¿ Acambis plc, of Cambridge, UK, has agreed to spend $40 million to reactivate its manufacturing plant in Canton, Mass., where it will manufacture smallpox vaccine for the U.S. government. The financing is being arranged through Baxter Healthcare Corp. Baxter currently owns 12.6 percent of Acambis¿ shares, and under the deal between the companies entered in 2000, eventually will own 20 percent. The financing includes the sale and lease back of the building for $12.25 million, leaving Acambis with net cash proceeds of $10 million, and up to $25 million for the sale and lease back of all capital expenditure items needed to reactivate the plant. John Brown, Acambis¿ CEO, said the financing would enable Acambis to get the factory operating without compromising research and development expenditure.
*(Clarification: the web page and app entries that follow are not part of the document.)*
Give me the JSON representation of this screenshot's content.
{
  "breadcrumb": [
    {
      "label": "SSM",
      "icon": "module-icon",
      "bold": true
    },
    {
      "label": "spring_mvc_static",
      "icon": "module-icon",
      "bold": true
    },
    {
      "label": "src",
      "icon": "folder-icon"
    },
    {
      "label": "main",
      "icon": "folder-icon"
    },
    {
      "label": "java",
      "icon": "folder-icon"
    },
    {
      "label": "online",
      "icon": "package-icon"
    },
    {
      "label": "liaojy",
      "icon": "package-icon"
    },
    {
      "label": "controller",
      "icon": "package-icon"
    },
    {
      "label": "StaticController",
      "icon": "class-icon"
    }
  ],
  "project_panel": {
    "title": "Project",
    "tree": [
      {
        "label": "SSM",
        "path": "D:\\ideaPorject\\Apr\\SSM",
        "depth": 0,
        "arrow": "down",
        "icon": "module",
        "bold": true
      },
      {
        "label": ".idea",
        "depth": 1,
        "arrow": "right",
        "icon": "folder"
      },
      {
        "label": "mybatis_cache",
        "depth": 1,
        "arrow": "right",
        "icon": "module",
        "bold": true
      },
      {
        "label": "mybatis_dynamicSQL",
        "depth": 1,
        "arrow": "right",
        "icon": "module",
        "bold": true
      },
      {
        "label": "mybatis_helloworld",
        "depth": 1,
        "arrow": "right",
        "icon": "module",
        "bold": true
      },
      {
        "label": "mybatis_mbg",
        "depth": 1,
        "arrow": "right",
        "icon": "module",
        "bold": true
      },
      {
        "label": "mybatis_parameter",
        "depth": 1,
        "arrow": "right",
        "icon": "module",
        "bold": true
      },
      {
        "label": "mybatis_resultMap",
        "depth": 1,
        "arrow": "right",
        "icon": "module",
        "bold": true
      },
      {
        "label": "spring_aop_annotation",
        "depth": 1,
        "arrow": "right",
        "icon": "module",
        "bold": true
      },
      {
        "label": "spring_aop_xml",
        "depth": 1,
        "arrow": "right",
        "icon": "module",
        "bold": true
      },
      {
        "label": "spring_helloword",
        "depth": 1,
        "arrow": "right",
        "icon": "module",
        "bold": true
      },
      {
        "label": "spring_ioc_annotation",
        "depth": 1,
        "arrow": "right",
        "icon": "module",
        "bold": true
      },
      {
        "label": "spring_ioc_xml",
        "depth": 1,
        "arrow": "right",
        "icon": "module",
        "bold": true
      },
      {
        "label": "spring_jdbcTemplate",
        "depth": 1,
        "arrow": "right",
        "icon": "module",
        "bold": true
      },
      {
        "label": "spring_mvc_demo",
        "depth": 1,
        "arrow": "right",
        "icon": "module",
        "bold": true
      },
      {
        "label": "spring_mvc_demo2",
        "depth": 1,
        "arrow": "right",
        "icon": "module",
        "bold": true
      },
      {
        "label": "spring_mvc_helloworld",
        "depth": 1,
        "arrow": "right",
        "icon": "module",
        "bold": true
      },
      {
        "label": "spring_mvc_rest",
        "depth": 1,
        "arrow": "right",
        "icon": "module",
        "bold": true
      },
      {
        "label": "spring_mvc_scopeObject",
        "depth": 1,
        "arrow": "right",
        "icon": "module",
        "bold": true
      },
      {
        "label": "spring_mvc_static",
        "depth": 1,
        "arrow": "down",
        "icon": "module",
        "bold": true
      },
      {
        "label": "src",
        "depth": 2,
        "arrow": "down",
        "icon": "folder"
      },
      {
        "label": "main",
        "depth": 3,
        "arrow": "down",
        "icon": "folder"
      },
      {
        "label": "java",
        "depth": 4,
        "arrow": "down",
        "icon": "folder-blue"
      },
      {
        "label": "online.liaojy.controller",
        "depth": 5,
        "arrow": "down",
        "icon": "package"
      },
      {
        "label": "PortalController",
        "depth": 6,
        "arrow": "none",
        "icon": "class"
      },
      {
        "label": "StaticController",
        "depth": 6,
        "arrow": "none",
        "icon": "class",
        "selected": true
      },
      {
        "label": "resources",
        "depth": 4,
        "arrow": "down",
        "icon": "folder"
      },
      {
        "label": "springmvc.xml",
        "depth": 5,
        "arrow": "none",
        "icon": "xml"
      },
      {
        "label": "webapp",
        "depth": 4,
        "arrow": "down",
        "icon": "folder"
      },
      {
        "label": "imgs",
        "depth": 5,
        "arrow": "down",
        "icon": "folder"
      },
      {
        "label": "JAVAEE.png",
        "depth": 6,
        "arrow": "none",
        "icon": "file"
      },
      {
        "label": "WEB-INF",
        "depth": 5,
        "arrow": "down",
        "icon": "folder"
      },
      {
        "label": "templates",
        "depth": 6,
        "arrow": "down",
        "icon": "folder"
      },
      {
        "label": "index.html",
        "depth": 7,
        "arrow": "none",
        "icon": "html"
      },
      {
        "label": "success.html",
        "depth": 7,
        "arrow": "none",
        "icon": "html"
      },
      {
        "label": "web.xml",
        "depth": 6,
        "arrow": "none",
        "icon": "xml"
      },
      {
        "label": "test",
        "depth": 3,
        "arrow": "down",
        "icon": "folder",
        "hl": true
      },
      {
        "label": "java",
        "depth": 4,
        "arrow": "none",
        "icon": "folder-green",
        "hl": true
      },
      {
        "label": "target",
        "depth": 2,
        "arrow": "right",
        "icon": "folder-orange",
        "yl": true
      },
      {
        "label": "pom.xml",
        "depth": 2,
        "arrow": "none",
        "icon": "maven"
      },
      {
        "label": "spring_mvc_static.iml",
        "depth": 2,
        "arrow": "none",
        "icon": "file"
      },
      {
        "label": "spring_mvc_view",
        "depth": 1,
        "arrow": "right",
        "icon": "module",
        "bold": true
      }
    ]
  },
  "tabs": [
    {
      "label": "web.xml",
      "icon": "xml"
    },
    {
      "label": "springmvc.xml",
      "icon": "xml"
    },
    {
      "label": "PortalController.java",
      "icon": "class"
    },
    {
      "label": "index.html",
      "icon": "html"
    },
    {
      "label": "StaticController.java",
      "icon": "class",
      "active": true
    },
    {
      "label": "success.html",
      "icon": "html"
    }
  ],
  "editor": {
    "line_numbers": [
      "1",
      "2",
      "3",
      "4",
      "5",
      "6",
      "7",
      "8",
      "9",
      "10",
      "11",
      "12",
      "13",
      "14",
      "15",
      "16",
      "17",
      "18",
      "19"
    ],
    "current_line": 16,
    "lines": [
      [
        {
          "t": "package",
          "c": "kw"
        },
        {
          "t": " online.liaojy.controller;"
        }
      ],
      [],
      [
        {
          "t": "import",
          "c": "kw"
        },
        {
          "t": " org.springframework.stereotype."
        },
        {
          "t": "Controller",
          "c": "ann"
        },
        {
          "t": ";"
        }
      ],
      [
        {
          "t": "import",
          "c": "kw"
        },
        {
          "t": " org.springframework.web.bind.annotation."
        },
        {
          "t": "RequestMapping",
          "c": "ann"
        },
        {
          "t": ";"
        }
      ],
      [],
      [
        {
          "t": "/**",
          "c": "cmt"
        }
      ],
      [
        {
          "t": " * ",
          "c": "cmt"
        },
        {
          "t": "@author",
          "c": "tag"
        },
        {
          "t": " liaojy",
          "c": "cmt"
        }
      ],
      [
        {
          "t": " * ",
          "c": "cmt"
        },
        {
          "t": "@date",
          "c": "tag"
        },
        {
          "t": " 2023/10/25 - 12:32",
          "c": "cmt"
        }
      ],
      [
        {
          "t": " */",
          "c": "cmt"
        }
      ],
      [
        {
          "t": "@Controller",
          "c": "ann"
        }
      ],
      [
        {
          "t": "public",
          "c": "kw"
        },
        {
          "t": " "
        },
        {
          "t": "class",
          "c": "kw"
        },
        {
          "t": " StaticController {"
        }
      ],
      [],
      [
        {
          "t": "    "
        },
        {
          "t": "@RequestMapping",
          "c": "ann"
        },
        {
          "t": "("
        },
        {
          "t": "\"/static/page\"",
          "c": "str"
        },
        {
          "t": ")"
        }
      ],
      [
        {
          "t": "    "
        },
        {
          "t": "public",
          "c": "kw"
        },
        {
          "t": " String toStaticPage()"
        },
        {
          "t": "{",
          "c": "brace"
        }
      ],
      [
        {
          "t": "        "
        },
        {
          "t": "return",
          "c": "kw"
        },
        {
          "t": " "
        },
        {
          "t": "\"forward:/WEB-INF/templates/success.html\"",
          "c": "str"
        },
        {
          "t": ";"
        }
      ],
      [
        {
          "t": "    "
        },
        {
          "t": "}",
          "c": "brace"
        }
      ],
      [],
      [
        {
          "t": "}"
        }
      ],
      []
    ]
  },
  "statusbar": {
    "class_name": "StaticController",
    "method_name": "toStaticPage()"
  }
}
The facility will be able to manufacture both antiviral and antibacterial vaccines.
¿ Bavarian Nordic A/S, of Copenhagen, Denmark, said the Greek government ordered an undisclosed number of doses of Bavarian Nordic¿s smallpox vaccine, MVA-BN (Modified Vaccinia Ankara ¿ Bavarian Nordic). The company is in discussions with several other national administrations and said it is the only firm capable of supplying up to 200 million doses of a safe smallpox vaccine in a short time frame. It is working with P.N. Gerolymatos SA, of Athens, Greece, on the contract.
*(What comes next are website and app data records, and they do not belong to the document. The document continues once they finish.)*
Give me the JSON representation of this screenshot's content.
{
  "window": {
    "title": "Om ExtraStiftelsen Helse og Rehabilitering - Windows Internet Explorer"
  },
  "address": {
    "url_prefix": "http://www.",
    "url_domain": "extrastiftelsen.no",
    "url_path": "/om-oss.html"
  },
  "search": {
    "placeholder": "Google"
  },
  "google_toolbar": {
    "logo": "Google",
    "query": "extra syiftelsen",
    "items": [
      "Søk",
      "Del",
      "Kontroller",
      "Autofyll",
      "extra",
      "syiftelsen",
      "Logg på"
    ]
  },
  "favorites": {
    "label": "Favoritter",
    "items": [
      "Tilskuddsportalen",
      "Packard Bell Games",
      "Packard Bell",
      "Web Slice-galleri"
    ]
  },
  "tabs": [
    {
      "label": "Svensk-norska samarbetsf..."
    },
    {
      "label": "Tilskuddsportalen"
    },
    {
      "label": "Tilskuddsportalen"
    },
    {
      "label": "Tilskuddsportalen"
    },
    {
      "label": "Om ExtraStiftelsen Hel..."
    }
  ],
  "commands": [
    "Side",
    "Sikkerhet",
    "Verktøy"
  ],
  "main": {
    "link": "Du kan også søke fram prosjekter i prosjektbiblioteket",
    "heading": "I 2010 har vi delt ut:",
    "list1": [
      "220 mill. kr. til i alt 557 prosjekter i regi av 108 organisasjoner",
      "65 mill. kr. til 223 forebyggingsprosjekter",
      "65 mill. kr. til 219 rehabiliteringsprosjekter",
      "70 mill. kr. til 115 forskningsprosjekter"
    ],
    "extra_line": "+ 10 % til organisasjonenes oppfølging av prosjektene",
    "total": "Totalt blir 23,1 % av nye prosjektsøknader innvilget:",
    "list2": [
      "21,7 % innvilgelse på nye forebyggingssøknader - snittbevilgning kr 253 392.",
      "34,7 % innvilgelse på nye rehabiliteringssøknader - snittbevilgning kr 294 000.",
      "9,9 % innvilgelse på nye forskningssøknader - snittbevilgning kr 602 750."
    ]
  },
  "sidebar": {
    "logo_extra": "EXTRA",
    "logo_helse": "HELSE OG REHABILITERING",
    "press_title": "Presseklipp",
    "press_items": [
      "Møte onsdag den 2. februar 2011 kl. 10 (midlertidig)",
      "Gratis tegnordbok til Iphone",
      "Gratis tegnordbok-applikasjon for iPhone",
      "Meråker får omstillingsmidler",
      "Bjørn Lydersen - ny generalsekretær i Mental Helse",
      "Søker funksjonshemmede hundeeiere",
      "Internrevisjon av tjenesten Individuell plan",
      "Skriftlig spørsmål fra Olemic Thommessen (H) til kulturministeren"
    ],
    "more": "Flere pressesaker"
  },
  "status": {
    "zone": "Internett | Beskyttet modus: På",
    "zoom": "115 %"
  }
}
¿ Israel¿s chief scientist of the Ministry of Industry and Trade, Carmel Vernia, published a tender this week soliciting private bids on setting up and operating the first two government biotechnology incubators. The deadline for submitting bids is the end of February. Bids must demonstrate a commitment to operate the incubator for at least six years and show $20 million in equity as well as proven managerial and scientific capability.
¿ Oxagen Ltd., of Oxford, UK, said it is in a collaboration with Cureon A/S, of Copenhagen, Denmark, under which Cureon will validate gene targets for Oxagen. Cureon developed SmART Validation, a target validation service based on Locked Nucleic Acids, a DNA analogue with high affinity and specificity. Once the targets are validated, Oxagen will have the right to further exploit the technology in its drug development program. Financial terms were not disclosed.
¿ PPL Therapeutics plc, of Edinburgh, Scotland, said the FDA asked it for further analyses of the Phase II study of its lead product, transgenically produced alpha-1-antitrypsin (AAT), focusing on the small number of patients with congenital AAT deficiency who did not complete the study. The request was made at a meeting between the FDA and PPL¿s partner, Bayer AG, of Leverkusen, Germany, when the two met to discuss the design of the Phase III study. PPL said it wants the analyses to be as comprehensive as possible, and therefore work is taking longer than expected. It will file its response early next year, and does not expect the delay to have a significant impact on the launch of AAT. The Phase II study in question was requested by the FDA to test the recombinant AAT when administered with Bayer¿s inhalation device.